Types of food processing: the NOVA Food Classification System

NOVA

✔ A food Classification System developed by researchers at the University of Sao Paulo, Brazil

✔ Classifies all foods and food products into 4 groups according to the nature, extent and purposes of processing they undergo,
rather than in terms of nutrients

(physical, chemical & biological techniques used after foods are separated from nature, and before they are consumed or else made into dishes/meals)

✔ Introducing the term “ultra-processed” food

✔ The most widely published and applied food classification system in the scientific literature

NOVA Classification System

Types of food processing: NOVA 1

NOVA Classification System – Definitions

Unprocessed or minimally processed foods

Unprocessed:
Edible parts of plants (fruit, seeds, leaves, roots) or animals (muscle, fat, eggs, milk), and also fungi, algae, all after separation from nature.
Spring and tap water.

Minimally processed:
Natural foods altered by methods including removal of inedible/unwanted parts, drying, crushing, grinding, powdering, fractioning, filtering, roasting, boiling, non-alcoholic fermentation, pasteurisation, chilling, freezing, placing in containers, and vacuum packaging.

All these processes should not add salt, sugar, oils, fats or other food substances to the original food.

Processed culinary ingredients

Products derived from group 1 or nature by processes such as pressing, refining, grinding, milling, and drying, e.g., oil, sugar, salt.

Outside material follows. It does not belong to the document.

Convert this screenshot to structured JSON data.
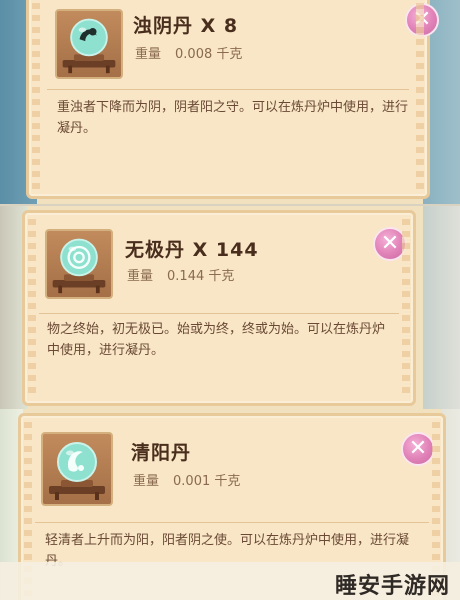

These products are used to prepare, season and cook group 1 foods.

Μay contain additives that prolong product duration, protect original properties, or prevent proliferation of microorganisms.

Processed foods

Products made by adding salt, sugar, or other group 2 ingredients to unprocessed food using preservation methods (e.g., canning, bottling), and, in the case of breads and cheese, using non-alcoholic fermentation.

The processes and ingredients that are used are designed to increase durability of group 1 foods and make them more enjoyable.

Ultra-processed foods (UPFs)

Products that involve formulations of ingredients, most of exclusive industrial use, typically made by a series of industrial techniques and processes.

Many UPFs require sophisticated equipment and technology, hence the term ‘ultra-processed’.

Ingredients of UPFs include:

  • sources of energy 🡪 sugar, oils or fats, or salt, generally in combination.
  • nutrients of no or rare culinary use 🡪 high fructose corn syrup, hydrogenated/interesterified oils etc.
  • protein isolates that make the final product palatable or more appealing 🡪 flavour enhancers, colours, emulsifiers, sweeteners, thickeners, anti-foaming, bulking, carbonating, foaming, gelling, glazing agents etc.
  • additives prolonging product duration, protecting original properties or preventing proliferation of microorganisms.